Understand how and when to use charts and graphs.
Tables and graphs enable you to reach visual learners. When you select information for graphical representation, you are highlighting its significance. In some disciplines, particularly the sciences, readers expect authors to condense complicated information into charts and graphs. Many readers will scan a document's charts, tables, and graphs before reading any text.
Today's modern word processors offer powerful tools for developing attractive charts and graphs.
Use Charts and Graphs to Emphasize Important Information
Graphs and tables can be used to emphasize important information. For example, in a report on population growth, you could explain that according to the United Nations, the rate of population growth has decreased since the 1970s. Worried that you are luring your readers into a false sense of security, you could nonetheless report that by 2030 the world population may expand from 6 to 8 billion. In contrast, though, imagine a visual that represents this trend--i.e., declining birth rates in contrast to the percentage increase of the world population:
Use charts to clarify complicated points, to emphasize significant results, and to offer a shorthand version of the gist of the information you are reporting.
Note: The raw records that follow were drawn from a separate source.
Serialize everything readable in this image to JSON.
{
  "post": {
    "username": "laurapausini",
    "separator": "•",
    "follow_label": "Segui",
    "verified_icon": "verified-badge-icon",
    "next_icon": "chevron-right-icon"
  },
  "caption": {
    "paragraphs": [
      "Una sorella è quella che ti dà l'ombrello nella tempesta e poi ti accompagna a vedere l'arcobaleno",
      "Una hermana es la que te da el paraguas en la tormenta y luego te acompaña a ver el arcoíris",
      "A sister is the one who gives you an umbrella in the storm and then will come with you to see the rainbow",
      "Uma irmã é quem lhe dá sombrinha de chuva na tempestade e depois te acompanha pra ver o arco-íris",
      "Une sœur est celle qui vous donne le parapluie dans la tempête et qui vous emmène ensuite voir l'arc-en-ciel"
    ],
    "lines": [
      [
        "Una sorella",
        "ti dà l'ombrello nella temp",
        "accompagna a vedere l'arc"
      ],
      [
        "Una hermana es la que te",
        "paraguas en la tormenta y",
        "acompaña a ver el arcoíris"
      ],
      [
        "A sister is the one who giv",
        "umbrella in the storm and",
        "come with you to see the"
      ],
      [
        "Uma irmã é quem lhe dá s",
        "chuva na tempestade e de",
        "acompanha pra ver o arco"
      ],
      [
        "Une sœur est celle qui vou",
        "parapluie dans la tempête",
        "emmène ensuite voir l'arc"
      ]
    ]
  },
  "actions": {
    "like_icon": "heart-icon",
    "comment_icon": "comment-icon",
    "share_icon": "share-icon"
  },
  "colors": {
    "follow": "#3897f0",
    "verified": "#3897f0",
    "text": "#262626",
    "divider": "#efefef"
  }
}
For example, Michael Bain uses the following visual to clarify his purpose and give his readers a visual way to read his text, How MP3 Players Work
Charts can be used to illustrate key points. For example, in Fatality Facts: Teenagers as of 2001, the Insurance Institute for Highway Safety provides a graph that summarizes the gist of its report:
"Teenagers drive less than all but the oldest people, but their numbers of crashes and crash deaths are disproportionately high."
Beneath the above graph, the Insurance Institute for Highway Safety provides a link to the plot points so that viewers can see exactly what numbers are illustrated in the graph. They also provide a detailed narrative discussion of the results and enable users to select tables that pop open the results presented in table formats.
"Charts and Graphs" was written by Joseph Moxley, University of South Florida